● What needs to be done: In the data below, find every line with the word "author" and copy it.

● Dataset excerpts:
####################

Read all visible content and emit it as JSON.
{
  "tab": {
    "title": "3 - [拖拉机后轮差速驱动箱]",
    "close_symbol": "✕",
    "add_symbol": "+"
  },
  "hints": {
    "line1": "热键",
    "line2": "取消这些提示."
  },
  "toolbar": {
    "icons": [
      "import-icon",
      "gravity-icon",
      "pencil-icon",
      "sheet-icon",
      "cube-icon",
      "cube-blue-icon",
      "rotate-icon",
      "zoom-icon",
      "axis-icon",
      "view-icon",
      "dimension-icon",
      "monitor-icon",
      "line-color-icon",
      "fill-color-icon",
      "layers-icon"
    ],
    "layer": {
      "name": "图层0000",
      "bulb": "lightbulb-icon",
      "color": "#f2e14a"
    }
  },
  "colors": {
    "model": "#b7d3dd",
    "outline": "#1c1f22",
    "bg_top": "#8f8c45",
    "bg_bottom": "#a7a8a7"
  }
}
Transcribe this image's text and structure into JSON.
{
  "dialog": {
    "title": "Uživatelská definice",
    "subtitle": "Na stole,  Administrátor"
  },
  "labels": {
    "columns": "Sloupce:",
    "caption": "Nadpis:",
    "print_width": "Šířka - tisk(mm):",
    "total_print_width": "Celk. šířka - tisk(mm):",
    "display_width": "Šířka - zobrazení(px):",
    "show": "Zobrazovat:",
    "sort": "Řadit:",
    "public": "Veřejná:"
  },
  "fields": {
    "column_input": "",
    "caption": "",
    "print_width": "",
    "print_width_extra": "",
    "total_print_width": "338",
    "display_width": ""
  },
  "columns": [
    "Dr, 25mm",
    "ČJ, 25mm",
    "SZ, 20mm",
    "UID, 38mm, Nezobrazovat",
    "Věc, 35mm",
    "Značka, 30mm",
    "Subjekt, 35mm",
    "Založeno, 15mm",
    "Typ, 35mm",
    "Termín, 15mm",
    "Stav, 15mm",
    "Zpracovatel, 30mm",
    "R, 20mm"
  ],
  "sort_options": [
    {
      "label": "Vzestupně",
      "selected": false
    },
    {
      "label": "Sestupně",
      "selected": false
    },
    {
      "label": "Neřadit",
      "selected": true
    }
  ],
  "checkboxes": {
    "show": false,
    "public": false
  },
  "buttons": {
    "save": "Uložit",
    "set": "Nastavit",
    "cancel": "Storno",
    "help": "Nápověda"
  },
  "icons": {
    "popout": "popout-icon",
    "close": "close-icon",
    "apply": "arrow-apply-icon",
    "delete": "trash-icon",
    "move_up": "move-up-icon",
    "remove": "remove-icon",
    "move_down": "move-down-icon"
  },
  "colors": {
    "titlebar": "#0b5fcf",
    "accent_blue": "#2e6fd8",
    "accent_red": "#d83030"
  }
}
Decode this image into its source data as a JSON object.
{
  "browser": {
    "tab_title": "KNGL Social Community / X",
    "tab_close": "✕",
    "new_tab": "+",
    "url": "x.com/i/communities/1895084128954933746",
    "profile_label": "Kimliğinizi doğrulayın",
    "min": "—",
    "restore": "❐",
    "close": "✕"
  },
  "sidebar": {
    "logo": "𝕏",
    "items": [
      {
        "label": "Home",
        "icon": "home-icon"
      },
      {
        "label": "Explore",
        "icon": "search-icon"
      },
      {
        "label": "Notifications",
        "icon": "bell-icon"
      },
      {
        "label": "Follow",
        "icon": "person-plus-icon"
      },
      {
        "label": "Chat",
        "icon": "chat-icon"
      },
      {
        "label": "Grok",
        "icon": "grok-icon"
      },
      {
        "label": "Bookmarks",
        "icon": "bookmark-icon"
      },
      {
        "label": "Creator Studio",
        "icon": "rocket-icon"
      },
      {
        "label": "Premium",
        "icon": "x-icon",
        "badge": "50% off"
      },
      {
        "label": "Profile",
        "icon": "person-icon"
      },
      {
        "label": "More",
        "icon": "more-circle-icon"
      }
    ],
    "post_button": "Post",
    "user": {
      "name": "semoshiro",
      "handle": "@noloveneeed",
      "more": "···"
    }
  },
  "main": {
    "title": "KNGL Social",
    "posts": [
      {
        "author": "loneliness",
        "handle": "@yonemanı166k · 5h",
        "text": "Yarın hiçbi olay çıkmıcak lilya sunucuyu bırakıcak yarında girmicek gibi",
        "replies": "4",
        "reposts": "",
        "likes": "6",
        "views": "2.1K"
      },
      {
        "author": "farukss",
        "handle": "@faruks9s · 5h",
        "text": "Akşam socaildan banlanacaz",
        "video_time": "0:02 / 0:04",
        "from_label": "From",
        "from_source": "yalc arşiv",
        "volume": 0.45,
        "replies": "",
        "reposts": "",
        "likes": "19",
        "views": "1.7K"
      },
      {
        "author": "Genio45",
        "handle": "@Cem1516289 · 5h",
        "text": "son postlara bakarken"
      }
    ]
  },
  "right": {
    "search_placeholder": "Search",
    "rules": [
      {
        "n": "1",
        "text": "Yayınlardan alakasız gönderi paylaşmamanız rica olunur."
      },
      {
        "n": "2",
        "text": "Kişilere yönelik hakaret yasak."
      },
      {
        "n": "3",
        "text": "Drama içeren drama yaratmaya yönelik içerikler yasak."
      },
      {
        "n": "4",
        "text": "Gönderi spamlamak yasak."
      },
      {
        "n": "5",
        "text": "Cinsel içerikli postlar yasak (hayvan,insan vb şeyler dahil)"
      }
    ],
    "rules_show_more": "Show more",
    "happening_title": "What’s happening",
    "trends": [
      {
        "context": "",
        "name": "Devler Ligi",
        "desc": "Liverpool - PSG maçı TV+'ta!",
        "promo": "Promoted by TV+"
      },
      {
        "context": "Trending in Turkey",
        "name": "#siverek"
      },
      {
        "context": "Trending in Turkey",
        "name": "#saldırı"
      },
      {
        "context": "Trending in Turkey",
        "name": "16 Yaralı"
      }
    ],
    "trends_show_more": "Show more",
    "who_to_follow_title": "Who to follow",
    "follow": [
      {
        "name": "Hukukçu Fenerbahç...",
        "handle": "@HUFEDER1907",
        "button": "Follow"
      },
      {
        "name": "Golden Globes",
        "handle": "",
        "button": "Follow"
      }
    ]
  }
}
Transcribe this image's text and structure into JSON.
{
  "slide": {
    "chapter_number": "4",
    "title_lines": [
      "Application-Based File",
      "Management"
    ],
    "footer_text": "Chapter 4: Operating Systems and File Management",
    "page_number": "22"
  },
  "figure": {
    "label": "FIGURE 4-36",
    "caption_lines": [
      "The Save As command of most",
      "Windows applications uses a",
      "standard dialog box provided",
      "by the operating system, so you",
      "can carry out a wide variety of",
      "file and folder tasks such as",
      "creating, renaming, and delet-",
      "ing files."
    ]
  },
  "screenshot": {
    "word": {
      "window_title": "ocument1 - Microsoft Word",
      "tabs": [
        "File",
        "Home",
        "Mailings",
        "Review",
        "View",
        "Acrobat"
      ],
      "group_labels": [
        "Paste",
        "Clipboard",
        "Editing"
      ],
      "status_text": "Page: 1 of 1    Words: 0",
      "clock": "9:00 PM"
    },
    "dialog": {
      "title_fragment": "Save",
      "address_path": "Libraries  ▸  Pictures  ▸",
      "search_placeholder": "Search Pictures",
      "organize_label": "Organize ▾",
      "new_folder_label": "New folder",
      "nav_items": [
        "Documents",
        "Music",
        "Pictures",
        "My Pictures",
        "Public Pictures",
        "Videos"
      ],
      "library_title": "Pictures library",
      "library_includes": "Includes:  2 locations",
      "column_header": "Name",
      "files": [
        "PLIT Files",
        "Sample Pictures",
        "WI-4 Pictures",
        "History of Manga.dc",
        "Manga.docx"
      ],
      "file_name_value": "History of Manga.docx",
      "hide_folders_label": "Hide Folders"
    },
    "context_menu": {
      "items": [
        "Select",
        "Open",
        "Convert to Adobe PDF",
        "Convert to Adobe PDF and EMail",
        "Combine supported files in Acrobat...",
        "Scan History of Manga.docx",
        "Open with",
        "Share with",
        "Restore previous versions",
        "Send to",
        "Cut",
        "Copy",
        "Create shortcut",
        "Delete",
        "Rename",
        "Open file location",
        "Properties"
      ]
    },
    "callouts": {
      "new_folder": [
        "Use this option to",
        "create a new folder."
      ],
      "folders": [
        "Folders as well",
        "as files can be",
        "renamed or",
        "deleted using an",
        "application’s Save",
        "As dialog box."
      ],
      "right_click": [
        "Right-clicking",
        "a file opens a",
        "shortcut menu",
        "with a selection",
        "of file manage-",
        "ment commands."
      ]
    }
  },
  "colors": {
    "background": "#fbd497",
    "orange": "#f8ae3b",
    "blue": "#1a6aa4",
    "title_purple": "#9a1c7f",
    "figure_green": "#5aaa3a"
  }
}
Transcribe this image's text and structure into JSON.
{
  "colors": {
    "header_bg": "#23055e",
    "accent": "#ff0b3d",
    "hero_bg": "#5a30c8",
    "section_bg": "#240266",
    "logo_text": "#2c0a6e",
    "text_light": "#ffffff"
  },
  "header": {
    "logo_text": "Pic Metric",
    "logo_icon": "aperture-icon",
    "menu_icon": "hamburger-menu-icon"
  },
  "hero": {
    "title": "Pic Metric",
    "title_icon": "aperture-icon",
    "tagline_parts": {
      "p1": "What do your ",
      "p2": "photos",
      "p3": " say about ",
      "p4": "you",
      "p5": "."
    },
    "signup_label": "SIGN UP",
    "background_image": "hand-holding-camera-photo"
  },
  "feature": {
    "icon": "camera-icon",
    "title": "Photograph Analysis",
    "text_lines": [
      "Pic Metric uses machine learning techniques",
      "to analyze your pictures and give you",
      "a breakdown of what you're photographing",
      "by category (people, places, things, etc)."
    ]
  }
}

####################

● Output for this exercise:
        "author": "loneliness",
        "author": "farukss",
        "author": "Genio45",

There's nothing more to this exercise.